was a panel Darcy Leigh organized at this year’s Policy & Politics conference, with additional papers by Oliver Escobar, Deborah Holman and Sophie Thunus…

What is democracy made of? How is it done? It is an idea and a set of institutions, to be sure, but what are its constituent practices? What work is involved in demonstrating, debating and deciding in democratic societies?

This panel is designed to identify and explore the ways in which democracy is realised – or not – in situated human action. We are interested in the work of administration and implementation as well as representation and participation: what does it take to march or strike or camp; to campaign or lobby; to convene a consultation or set up a polling station; to chair or take part in a meeting? What kinds of work or performance do the practices of politics entail?

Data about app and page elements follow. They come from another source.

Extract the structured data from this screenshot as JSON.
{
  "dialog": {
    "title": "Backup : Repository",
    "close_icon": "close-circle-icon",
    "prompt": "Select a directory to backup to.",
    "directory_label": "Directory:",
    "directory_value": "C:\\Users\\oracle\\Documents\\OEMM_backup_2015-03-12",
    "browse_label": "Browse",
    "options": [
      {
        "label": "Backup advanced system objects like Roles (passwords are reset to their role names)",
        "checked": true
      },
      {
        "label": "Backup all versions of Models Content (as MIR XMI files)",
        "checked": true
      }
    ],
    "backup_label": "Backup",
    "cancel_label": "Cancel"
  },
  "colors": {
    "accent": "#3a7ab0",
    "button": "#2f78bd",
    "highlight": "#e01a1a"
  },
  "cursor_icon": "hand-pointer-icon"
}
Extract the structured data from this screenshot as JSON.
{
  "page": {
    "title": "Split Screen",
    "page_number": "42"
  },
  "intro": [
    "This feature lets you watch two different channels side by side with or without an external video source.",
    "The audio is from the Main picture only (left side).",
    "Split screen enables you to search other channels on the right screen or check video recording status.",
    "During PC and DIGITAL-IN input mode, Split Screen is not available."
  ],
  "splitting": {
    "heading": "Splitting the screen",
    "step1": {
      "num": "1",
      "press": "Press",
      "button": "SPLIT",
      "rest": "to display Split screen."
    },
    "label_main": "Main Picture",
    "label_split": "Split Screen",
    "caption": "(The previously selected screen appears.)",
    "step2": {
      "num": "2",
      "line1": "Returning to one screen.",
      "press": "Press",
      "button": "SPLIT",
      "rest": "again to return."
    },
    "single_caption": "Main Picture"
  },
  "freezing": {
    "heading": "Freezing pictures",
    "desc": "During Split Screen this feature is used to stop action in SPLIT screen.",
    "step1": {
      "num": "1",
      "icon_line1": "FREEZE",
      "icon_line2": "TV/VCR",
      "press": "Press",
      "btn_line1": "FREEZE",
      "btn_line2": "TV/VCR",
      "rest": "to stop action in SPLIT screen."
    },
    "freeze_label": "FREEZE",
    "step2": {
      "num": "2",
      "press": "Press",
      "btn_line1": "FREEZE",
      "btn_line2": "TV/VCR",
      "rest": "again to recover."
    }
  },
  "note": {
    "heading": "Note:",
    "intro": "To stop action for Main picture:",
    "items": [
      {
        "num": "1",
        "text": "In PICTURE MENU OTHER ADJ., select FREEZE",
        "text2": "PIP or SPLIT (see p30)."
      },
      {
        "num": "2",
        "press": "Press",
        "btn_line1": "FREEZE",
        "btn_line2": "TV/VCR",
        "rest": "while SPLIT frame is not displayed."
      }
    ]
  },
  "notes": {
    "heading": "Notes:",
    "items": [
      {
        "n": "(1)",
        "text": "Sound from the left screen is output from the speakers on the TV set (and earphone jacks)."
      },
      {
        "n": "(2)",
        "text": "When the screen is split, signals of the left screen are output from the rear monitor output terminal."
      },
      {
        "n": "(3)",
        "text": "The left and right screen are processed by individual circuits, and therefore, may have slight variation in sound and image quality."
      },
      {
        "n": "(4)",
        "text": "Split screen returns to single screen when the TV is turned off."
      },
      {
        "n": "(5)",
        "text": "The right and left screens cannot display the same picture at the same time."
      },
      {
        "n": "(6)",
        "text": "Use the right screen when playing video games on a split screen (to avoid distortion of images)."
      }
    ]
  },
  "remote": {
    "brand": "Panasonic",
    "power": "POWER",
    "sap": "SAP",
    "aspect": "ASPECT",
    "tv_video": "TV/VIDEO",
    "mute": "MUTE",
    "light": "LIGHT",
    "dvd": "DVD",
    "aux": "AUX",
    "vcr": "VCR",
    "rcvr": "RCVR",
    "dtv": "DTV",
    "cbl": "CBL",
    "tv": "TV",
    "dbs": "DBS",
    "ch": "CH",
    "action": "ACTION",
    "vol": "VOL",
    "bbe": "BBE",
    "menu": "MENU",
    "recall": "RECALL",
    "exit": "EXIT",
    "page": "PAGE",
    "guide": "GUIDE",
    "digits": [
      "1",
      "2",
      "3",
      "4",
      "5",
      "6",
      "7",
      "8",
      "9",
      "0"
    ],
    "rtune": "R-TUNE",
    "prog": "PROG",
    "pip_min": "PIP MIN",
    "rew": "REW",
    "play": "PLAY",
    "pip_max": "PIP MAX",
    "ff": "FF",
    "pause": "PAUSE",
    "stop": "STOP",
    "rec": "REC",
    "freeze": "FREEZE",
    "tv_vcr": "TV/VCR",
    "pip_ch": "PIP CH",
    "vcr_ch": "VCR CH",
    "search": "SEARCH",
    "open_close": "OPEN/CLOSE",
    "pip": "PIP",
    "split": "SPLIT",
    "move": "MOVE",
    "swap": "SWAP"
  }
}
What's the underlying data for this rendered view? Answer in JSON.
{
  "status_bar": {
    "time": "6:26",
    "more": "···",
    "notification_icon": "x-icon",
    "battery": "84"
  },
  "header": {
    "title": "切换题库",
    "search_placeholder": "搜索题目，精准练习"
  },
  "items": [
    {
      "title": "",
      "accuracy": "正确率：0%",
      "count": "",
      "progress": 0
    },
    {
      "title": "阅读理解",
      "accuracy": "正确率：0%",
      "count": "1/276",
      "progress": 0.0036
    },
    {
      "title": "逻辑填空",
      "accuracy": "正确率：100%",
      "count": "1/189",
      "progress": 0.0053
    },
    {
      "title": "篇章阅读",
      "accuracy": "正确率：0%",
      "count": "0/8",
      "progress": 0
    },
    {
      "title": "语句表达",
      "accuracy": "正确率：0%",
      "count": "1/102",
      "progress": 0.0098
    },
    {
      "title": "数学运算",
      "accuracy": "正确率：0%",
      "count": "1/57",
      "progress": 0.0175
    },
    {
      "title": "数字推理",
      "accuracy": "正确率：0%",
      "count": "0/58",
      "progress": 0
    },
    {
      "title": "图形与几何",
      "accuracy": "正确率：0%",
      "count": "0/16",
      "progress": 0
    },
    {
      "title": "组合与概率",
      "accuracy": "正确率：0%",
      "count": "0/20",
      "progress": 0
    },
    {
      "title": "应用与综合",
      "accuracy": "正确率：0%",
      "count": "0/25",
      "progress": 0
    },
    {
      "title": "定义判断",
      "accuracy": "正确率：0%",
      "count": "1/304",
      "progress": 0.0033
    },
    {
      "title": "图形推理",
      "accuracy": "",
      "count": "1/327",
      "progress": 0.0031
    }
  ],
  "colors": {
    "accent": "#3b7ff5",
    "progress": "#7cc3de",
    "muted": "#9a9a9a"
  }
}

We are specifically interested in detailed case studies which treat the actions and interactions of which democratic politics is composed, and which consider the knowledge, norms, spaces, events, texts, bodies and artefacts on which it turns. They may be local, national or international in scope, and will draw on disciplinary perspectives including sociology, anthropology, history, geography, cultural studies and STS as well as policy and politics.